Developed to confront Europe’s purpose–built sports racers and Carroll Shelby’s new Cobra, the Chevrolet division, under the guidance of Corvette Chief Engineer, Zora Arkus–Duntov, secretly began the “Lightweight” a.k.a. “Grand Sport” project in ’62. Unfortunately, early testing at Sebring caught GM Chairman, Frederic Donner’s attention. Enforcing GM’s adherence to the 1957 Automobile Manufacturers Association’s (AMA) ban on any direct involvement in racing, he killed the project. As a result, only five of the planned 125 GS units were built.

Slated for destruction, all five cars were cleverly diverted into the hands of privateers who competed them at SCCA events (and as rumored, with Chevrolet’s unofficial help). Grady Davis and Dick “The Flying Dentist” Thompson scored the #004’s first victory at Watkins Glen in ’63, while Roger Penske and John Mecom won first in class and fourth overall in the Nassau Trophy Race during the Nassau Speed Week–feats that helped elevate chassis #004 to the most successful sibling among its GS peers.

Constructed to emulate the production-based Corvette, but much lighter, the Grand Sport’s diet began with an all–aluminum birdcage framing with an integral roll cage replacing the standard steel structure. Additionally, a cast aluminum steering box, differential housing and other components reduced weight even further, as did the elimination of side–window lifts and the side glass replaced with plastic. Lighter Halibrand magnesium wheels replaced the stamped steel originals.

Utilizing independent suspension and discs at the four corners, nearly 500 horses are developed by a 377c.i. small–block fed by four 58mm Webers parked on a special aluminum cross–ram manifold.

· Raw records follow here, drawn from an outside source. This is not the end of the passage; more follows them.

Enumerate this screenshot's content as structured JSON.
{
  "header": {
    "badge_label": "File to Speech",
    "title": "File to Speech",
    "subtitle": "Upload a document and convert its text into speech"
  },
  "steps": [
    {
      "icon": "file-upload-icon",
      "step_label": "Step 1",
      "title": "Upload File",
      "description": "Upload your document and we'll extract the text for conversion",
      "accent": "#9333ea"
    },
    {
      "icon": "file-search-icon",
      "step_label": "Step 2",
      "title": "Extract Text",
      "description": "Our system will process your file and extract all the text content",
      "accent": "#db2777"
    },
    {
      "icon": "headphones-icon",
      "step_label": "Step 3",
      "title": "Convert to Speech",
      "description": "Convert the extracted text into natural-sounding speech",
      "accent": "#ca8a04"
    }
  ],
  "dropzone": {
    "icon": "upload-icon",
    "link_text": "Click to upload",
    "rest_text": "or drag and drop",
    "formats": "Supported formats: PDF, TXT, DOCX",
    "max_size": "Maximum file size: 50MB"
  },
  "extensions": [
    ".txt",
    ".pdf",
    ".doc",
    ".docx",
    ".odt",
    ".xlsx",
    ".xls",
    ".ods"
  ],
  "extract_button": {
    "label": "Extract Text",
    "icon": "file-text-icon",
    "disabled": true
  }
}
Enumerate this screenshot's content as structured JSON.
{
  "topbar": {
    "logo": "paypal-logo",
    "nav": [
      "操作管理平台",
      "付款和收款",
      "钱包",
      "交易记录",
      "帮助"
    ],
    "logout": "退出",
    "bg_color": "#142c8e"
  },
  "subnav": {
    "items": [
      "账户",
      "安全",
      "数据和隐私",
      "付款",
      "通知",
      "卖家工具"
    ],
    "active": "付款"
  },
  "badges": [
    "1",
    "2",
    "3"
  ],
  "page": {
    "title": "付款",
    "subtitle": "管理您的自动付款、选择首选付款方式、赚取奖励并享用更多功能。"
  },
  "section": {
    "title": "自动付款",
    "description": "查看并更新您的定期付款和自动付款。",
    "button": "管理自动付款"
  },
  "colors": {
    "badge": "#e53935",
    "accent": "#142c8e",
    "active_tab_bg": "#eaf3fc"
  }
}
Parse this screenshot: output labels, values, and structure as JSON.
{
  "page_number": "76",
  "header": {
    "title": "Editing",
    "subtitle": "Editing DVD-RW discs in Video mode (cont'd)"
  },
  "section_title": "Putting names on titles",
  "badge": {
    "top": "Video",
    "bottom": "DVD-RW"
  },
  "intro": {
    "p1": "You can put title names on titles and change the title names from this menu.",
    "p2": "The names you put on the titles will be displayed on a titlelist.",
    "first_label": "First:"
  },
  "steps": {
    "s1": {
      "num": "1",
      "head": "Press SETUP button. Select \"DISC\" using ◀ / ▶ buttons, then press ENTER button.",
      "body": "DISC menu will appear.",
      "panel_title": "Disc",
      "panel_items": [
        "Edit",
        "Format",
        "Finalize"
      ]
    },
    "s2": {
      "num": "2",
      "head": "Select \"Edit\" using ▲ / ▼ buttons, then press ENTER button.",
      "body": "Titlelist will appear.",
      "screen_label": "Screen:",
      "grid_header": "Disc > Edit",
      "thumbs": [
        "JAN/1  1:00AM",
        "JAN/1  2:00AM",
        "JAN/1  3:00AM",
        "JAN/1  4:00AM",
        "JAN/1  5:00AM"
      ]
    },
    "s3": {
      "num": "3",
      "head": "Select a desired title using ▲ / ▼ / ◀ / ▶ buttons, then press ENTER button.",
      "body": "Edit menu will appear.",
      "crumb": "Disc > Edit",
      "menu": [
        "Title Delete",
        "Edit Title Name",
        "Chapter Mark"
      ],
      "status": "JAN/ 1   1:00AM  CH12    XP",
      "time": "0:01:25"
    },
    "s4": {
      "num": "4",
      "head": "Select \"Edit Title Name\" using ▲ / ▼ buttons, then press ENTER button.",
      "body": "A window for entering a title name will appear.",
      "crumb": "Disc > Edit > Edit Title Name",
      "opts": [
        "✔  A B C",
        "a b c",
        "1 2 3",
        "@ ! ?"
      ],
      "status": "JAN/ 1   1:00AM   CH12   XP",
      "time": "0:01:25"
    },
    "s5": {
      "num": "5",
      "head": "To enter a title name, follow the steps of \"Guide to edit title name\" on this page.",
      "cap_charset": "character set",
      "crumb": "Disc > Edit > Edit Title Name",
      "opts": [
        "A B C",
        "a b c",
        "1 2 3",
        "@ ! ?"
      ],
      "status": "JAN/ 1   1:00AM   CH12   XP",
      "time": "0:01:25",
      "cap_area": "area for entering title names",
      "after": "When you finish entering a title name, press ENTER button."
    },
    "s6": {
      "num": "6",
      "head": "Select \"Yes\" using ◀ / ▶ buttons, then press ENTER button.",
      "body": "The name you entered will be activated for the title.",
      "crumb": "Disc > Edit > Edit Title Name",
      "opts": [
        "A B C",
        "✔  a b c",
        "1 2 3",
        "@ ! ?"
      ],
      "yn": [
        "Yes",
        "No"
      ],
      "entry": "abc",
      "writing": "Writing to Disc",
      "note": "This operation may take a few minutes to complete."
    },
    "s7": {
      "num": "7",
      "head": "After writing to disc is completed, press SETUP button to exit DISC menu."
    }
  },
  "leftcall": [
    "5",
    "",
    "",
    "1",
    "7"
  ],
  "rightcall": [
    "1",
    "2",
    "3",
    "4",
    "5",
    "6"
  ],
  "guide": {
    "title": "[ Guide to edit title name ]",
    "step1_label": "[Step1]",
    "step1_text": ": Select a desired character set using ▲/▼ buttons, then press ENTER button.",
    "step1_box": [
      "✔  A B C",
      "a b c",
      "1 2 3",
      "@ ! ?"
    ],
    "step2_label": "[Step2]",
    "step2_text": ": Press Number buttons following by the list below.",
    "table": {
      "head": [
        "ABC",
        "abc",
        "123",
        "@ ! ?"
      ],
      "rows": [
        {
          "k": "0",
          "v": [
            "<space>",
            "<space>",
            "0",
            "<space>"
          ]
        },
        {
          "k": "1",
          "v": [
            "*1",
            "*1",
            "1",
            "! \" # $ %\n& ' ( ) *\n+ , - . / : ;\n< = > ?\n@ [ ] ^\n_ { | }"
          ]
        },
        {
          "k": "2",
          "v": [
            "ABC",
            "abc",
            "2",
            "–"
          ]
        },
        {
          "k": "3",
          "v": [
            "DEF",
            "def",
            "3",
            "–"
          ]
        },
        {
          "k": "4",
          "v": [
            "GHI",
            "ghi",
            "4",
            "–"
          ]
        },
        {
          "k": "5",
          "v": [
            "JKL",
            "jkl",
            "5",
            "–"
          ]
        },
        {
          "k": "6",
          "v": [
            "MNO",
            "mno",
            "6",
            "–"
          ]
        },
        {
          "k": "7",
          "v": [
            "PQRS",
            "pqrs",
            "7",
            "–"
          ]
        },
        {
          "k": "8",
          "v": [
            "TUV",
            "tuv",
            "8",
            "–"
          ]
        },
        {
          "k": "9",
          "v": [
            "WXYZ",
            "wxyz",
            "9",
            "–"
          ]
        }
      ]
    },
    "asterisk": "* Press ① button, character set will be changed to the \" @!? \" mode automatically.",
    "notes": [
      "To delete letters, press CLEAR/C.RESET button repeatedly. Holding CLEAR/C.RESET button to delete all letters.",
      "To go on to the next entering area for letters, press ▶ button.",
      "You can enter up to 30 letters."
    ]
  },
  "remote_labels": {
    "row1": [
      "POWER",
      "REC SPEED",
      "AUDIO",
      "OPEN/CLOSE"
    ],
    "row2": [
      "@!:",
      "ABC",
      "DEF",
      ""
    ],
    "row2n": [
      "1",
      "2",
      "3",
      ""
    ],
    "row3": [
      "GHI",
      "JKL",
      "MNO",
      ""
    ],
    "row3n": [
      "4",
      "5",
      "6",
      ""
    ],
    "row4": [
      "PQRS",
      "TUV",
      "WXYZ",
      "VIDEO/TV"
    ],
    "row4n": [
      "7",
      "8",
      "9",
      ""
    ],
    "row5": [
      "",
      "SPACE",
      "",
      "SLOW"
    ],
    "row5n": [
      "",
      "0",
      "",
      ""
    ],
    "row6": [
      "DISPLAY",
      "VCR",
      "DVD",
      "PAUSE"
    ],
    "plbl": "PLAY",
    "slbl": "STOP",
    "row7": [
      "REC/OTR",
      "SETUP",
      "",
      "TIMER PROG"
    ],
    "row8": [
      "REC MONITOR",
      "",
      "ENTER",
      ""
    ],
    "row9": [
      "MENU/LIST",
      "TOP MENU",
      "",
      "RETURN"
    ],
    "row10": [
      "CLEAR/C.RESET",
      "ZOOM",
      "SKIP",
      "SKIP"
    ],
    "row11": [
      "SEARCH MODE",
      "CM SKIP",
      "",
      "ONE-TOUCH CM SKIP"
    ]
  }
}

Fresh from a 10-month authentic restoration, the Corvette Grand Sport (GS) Chassis #004 in 2003 not only wore the 1964 Sebring exact configuration, but sports the original external copper grounding wire needed for two–way radio communication, front mounted auxiliary light sockets and a rear pair of utility bicycle lights (both preventative measures against head and taillight failure during its Sebring runs), wide paws, flared wells and body vents to dissipate heat–––these and other period-exact details were retained by present owner, the Collier Museum, to keep this most illustrious Corvette racer in history in vintage 60’s condition......Walter PIetrowicz

Grand Sports at the 2003 Amelia Island Concours d'Elegance